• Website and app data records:

---*---

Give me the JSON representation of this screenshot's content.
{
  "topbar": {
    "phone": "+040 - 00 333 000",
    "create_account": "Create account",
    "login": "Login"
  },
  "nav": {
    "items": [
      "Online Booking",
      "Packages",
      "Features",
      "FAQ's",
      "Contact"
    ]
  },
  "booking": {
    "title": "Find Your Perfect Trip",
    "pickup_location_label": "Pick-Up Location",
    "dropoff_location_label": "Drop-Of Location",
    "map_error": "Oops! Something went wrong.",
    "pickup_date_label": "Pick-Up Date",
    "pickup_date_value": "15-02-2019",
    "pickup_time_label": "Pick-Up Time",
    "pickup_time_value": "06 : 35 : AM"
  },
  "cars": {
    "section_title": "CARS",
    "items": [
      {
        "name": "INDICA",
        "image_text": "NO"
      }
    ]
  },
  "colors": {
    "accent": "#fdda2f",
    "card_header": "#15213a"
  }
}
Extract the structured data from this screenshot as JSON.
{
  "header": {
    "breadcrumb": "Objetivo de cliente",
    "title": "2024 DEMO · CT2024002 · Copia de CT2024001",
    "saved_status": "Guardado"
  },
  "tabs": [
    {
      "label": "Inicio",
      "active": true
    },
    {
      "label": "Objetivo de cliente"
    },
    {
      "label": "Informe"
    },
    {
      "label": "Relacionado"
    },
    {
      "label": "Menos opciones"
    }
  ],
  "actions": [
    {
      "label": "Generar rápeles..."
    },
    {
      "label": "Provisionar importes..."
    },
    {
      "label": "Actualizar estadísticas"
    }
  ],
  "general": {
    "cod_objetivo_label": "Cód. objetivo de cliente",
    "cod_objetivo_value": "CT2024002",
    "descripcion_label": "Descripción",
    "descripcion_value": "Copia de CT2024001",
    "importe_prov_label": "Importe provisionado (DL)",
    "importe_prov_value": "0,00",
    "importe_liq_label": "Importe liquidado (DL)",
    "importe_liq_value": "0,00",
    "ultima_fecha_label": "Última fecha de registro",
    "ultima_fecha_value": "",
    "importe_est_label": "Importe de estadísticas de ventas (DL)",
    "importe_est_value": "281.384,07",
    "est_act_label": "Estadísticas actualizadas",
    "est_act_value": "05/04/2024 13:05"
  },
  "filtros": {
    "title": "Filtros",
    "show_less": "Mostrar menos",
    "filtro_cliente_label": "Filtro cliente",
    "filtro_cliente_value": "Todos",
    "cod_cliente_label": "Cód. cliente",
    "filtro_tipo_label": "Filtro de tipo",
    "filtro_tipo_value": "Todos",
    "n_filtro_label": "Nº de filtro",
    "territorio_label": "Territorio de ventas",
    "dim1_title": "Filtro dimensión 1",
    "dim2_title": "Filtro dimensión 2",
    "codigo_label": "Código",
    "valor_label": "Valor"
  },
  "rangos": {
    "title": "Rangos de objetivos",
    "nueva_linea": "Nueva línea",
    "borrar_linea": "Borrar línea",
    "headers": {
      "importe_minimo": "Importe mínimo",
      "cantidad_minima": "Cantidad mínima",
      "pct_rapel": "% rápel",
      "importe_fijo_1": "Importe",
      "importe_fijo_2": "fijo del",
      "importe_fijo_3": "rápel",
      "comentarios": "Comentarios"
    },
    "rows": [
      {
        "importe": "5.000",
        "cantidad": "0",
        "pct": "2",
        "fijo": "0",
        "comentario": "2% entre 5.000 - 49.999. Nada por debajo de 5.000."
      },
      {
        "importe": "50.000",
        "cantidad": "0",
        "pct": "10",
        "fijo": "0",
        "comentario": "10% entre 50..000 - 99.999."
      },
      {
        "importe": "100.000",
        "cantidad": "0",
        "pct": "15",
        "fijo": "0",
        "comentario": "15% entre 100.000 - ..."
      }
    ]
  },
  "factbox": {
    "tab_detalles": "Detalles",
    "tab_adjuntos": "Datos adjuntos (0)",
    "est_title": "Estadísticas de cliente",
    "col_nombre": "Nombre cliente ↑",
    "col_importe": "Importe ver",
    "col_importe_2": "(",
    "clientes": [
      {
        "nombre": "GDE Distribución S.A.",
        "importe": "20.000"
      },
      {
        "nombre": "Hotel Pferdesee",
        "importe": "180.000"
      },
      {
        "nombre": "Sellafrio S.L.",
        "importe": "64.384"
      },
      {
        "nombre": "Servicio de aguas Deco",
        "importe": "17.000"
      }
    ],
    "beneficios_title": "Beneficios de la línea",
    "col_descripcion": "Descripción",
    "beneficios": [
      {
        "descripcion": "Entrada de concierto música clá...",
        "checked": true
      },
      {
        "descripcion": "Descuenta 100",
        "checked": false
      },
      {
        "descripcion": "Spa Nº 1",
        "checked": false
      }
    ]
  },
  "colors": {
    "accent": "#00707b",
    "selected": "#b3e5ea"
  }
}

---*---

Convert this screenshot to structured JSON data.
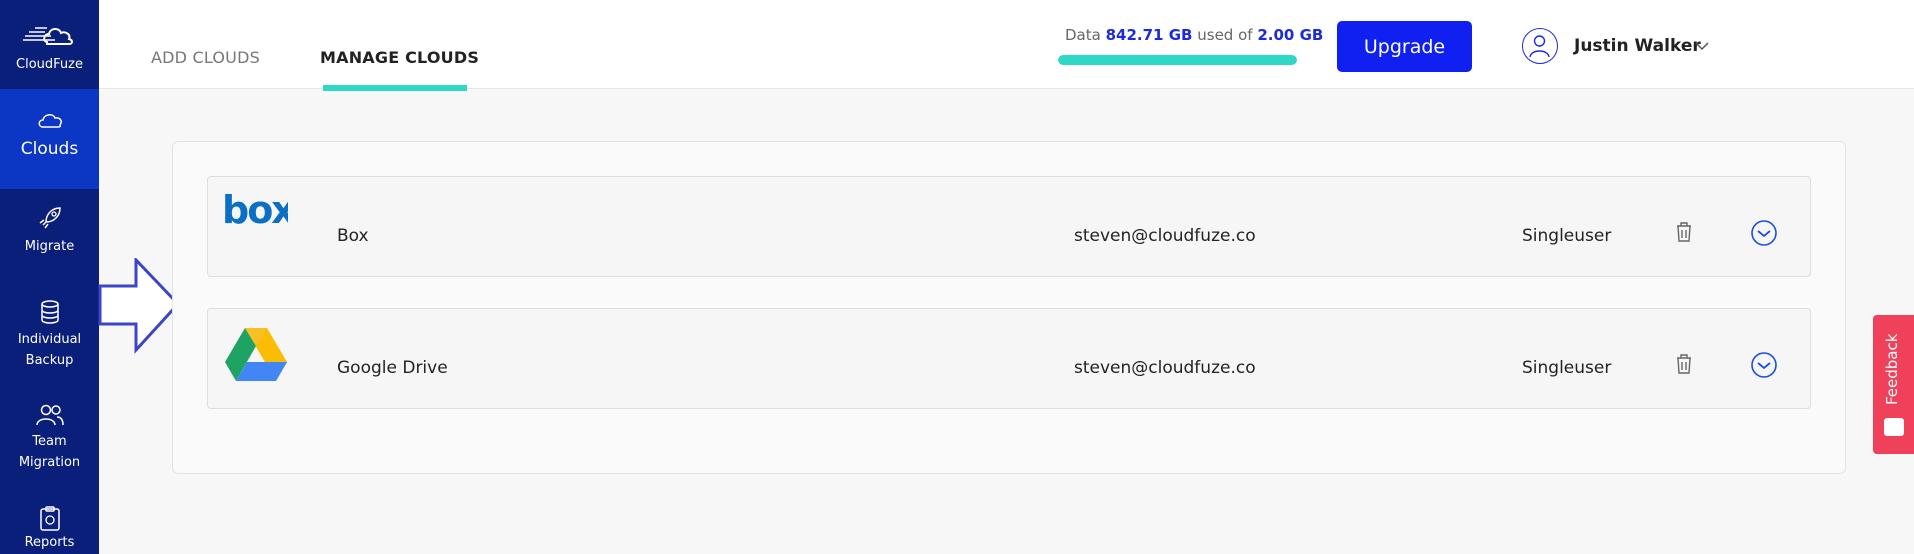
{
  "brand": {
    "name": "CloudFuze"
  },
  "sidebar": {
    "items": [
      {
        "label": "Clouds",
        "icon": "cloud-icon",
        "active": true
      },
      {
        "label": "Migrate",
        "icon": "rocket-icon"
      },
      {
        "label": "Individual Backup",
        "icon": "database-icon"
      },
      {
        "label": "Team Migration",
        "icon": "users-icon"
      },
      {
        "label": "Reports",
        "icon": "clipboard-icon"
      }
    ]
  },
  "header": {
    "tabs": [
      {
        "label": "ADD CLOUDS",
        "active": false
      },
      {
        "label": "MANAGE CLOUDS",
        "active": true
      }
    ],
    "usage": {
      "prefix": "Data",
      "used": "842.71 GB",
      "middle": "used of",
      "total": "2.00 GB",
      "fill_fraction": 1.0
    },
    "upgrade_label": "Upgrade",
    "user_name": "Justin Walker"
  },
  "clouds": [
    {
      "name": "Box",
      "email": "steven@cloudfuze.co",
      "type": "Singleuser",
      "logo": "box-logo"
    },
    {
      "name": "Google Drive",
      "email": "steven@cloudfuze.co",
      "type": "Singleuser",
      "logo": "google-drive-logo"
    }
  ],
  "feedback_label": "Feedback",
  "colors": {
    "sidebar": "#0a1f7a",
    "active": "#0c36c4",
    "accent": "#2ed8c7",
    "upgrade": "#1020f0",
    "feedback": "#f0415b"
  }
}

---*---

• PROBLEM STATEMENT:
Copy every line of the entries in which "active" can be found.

• EXERCISE RESPONSE:
      "active": true
        "active": true
        "active": false
        "active": true
    "active": "#0c36c4",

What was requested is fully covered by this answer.